-------- Exercise data

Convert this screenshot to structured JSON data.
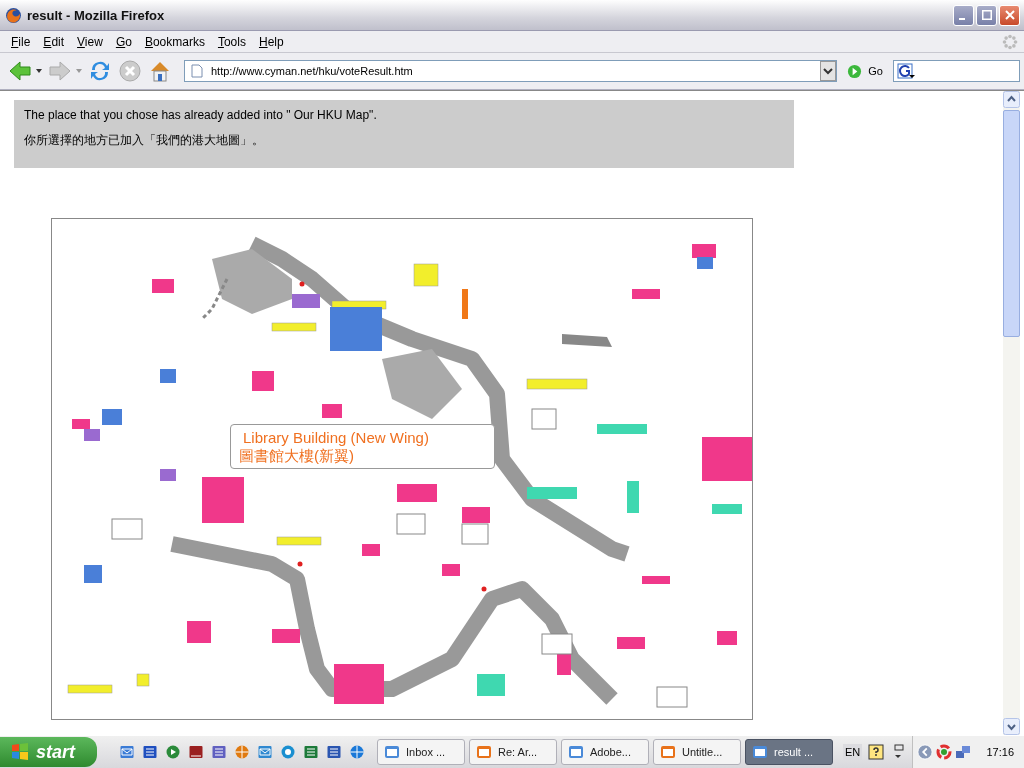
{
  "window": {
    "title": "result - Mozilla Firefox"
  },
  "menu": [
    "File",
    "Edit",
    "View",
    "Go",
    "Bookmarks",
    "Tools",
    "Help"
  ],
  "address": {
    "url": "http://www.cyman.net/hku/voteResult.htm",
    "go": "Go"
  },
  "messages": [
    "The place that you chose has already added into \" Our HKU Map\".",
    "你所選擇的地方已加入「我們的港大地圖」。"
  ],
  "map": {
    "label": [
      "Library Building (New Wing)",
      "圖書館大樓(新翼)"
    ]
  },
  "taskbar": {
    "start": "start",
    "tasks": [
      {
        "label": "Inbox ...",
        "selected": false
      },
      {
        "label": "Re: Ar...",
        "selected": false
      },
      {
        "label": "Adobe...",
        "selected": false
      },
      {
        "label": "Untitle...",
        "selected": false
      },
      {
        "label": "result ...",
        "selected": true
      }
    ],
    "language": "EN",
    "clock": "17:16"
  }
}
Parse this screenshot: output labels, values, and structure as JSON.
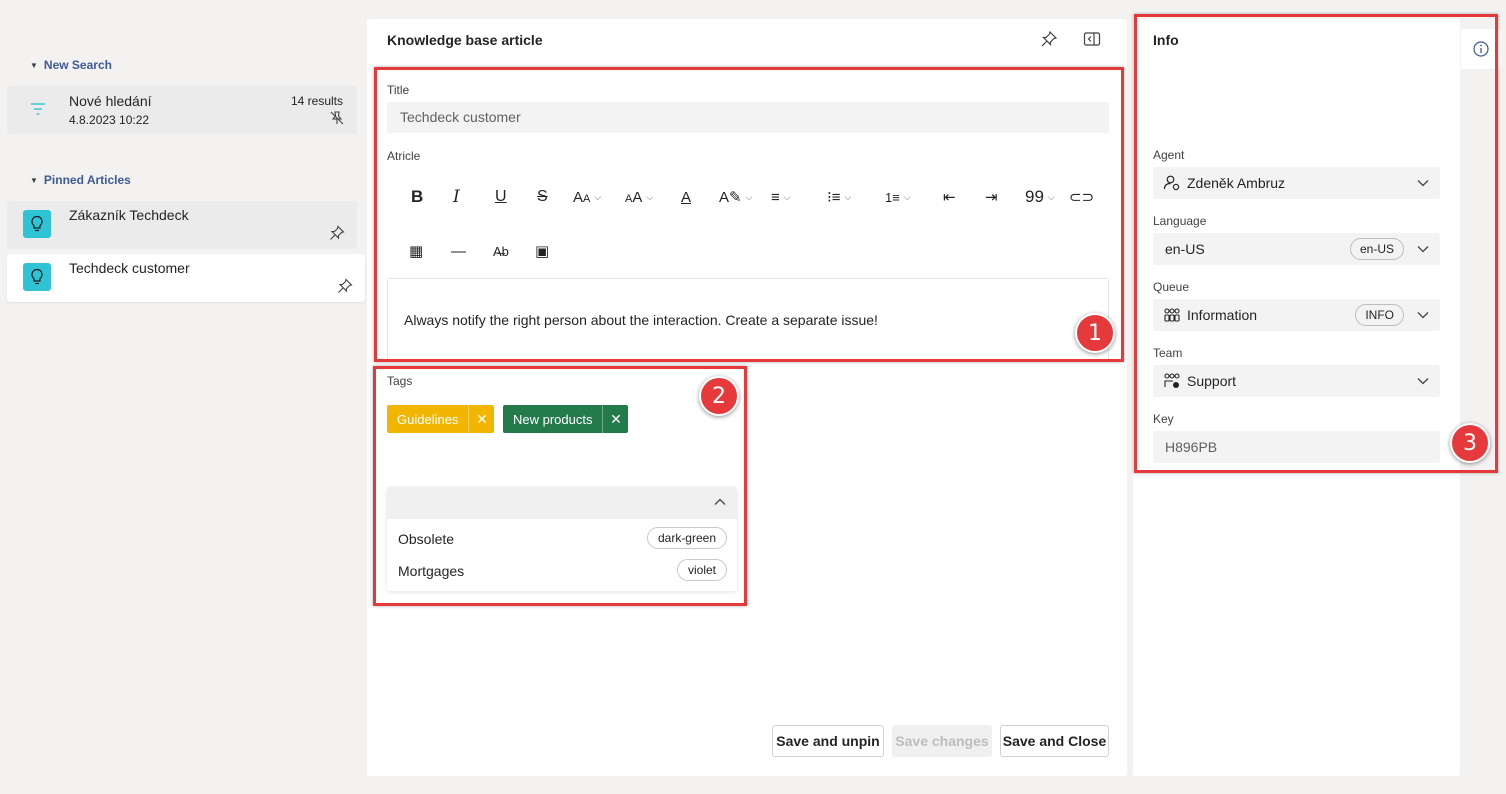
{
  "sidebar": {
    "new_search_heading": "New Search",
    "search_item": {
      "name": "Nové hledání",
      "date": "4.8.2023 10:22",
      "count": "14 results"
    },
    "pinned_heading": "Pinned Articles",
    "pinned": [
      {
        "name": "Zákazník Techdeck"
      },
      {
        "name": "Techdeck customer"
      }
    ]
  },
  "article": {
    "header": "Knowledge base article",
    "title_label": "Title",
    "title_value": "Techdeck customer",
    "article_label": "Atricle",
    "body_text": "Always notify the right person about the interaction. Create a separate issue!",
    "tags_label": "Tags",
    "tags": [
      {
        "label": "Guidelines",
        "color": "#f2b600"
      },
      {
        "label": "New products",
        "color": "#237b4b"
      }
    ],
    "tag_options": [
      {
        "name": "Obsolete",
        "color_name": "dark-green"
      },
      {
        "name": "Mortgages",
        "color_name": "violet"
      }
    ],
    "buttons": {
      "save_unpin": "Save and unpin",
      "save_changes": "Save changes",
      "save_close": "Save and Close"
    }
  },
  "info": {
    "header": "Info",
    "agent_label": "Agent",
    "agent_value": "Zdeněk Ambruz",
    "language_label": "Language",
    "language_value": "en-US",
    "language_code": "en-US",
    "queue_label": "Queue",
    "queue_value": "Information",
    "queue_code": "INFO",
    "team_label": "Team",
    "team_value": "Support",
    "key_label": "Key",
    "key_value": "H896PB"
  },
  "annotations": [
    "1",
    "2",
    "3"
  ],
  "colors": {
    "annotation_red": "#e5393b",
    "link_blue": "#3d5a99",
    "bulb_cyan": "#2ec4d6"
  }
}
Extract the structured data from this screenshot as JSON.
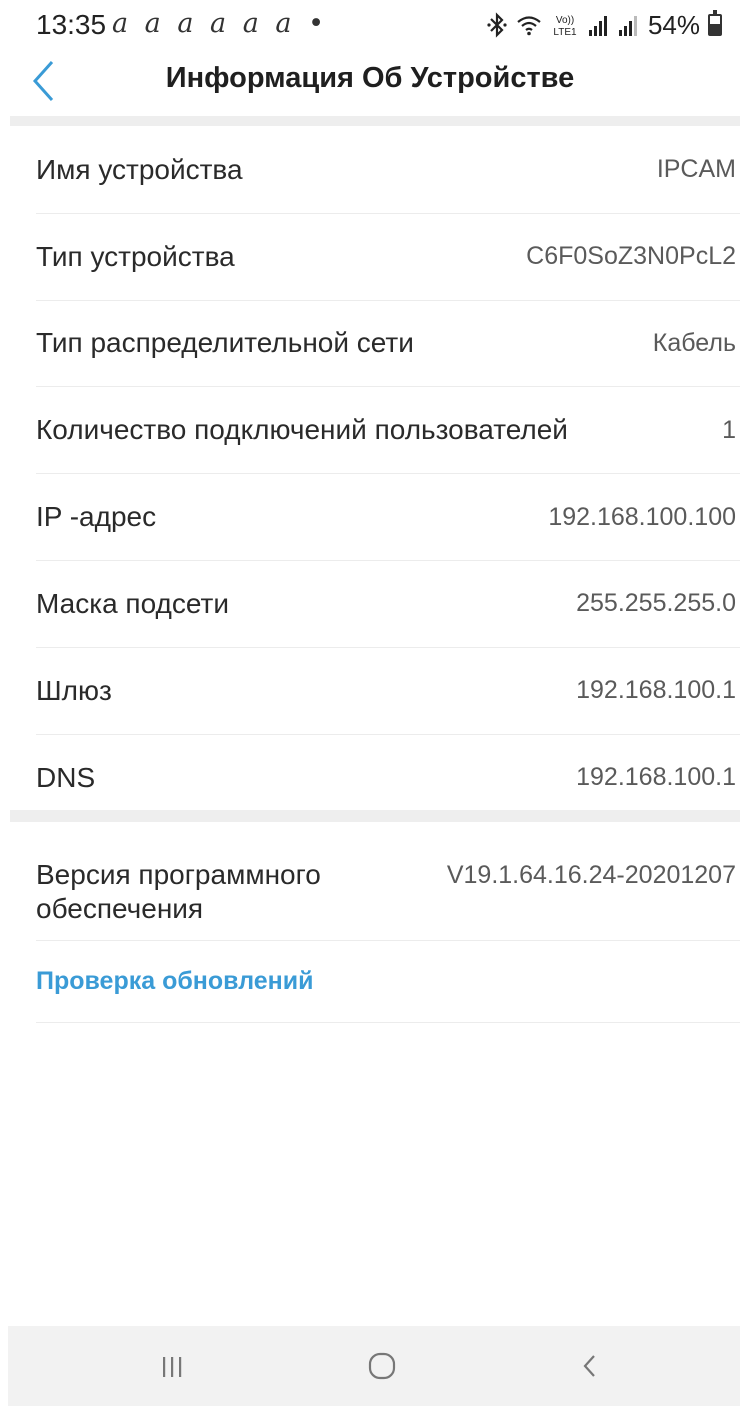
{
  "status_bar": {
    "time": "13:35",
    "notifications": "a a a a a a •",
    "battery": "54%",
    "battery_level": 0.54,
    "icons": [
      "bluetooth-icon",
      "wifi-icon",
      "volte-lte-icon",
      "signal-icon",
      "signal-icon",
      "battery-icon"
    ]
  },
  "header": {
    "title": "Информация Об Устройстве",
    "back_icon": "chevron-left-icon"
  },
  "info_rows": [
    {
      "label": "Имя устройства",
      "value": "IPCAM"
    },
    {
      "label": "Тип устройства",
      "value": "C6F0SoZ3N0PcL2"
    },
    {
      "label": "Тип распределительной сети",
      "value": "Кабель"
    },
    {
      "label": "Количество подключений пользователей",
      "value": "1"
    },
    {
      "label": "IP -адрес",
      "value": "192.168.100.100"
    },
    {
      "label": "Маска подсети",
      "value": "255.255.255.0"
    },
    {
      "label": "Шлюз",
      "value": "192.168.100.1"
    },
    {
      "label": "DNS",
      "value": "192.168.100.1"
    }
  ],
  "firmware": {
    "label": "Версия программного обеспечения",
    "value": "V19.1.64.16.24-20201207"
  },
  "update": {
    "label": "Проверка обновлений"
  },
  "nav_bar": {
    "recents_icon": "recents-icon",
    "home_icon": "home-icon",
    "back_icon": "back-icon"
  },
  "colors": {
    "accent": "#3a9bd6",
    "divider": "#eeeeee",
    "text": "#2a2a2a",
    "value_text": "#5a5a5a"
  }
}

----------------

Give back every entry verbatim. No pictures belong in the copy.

Convert this screenshot to structured JSON data.
{
  "window": {
    "title": "result - Mozilla Firefox"
  },
  "menu": [
    "File",
    "Edit",
    "View",
    "Go",
    "Bookmarks",
    "Tools",
    "Help"
  ],
  "address": {
    "url": "http://www.cyman.net/hku/voteResult.htm",
    "go": "Go"
  },
  "messages": [
    "The place that you chose has already added into \" Our HKU Map\".",
    "你所選擇的地方已加入「我們的港大地圖」。"
  ],
  "map": {
    "label": [
      "Library Building (New Wing)",
      "圖書館大樓(新翼)"
    ]
  },
  "taskbar": {
    "start": "start",
    "tasks": [
      {
        "label": "Inbox ...",
        "selected": false
      },
      {
        "label": "Re: Ar...",
        "selected": false
      },
      {
        "label": "Adobe...",
        "selected": false
      },
      {
        "label": "Untitle...",
        "selected": false
      },
      {
        "label": "result ...",
        "selected": true
      }
    ],
    "language": "EN",
    "clock": "17:16"
  }
}
Parse this screenshot: output labels, values, and structure as JSON.
{
  "sidebar": {
    "new_search_heading": "New Search",
    "search_item": {
      "name": "Nové hledání",
      "date": "4.8.2023 10:22",
      "count": "14 results"
    },
    "pinned_heading": "Pinned Articles",
    "pinned": [
      {
        "name": "Zákazník Techdeck"
      },
      {
        "name": "Techdeck customer"
      }
    ]
  },
  "article": {
    "header": "Knowledge base article",
    "title_label": "Title",
    "title_value": "Techdeck customer",
    "article_label": "Atricle",
    "body_text": "Always notify the right person about the interaction. Create a separate issue!",
    "tags_label": "Tags",
    "tags": [
      {
        "label": "Guidelines",
        "color": "#f2b600"
      },
      {
        "label": "New products",
        "color": "#237b4b"
      }
    ],
    "tag_options": [
      {
        "name": "Obsolete",
        "color_name": "dark-green"
      },
      {
        "name": "Mortgages",
        "color_name": "violet"
      }
    ],
    "buttons": {
      "save_unpin": "Save and unpin",
      "save_changes": "Save changes",
      "save_close": "Save and Close"
    }
  },
  "info": {
    "header": "Info",
    "agent_label": "Agent",
    "agent_value": "Zdeněk Ambruz",
    "language_label": "Language",
    "language_value": "en-US",
    "language_code": "en-US",
    "queue_label": "Queue",
    "queue_value": "Information",
    "queue_code": "INFO",
    "team_label": "Team",
    "team_value": "Support",
    "key_label": "Key",
    "key_value": "H896PB"
  },
  "annotations": [
    "1",
    "2",
    "3"
  ],
  "colors": {
    "annotation_red": "#e5393b",
    "link_blue": "#3d5a99",
    "bulb_cyan": "#2ec4d6"
  }
}
Extract the structured data from this screenshot as JSON.
{
  "status_bar": {
    "time": "13:35",
    "notifications": "a a a a a a •",
    "battery": "54%",
    "battery_level": 0.54,
    "icons": [
      "bluetooth-icon",
      "wifi-icon",
      "volte-lte-icon",
      "signal-icon",
      "signal-icon",
      "battery-icon"
    ]
  },
  "header": {
    "title": "Информация Об Устройстве",
    "back_icon": "chevron-left-icon"
  },
  "info_rows": [
    {
      "label": "Имя устройства",
      "value": "IPCAM"
    },
    {
      "label": "Тип устройства",
      "value": "C6F0SoZ3N0PcL2"
    },
    {
      "label": "Тип распределительной сети",
      "value": "Кабель"
    },
    {
      "label": "Количество подключений пользователей",
      "value": "1"
    },
    {
      "label": "IP -адрес",
      "value": "192.168.100.100"
    },
    {
      "label": "Маска подсети",
      "value": "255.255.255.0"
    },
    {
      "label": "Шлюз",
      "value": "192.168.100.1"
    },
    {
      "label": "DNS",
      "value": "192.168.100.1"
    }
  ],
  "firmware": {
    "label": "Версия программного обеспечения",
    "value": "V19.1.64.16.24-20201207"
  },
  "update": {
    "label": "Проверка обновлений"
  },
  "nav_bar": {
    "recents_icon": "recents-icon",
    "home_icon": "home-icon",
    "back_icon": "back-icon"
  },
  "colors": {
    "accent": "#3a9bd6",
    "divider": "#eeeeee",
    "text": "#2a2a2a",
    "value_text": "#5a5a5a"
  }
}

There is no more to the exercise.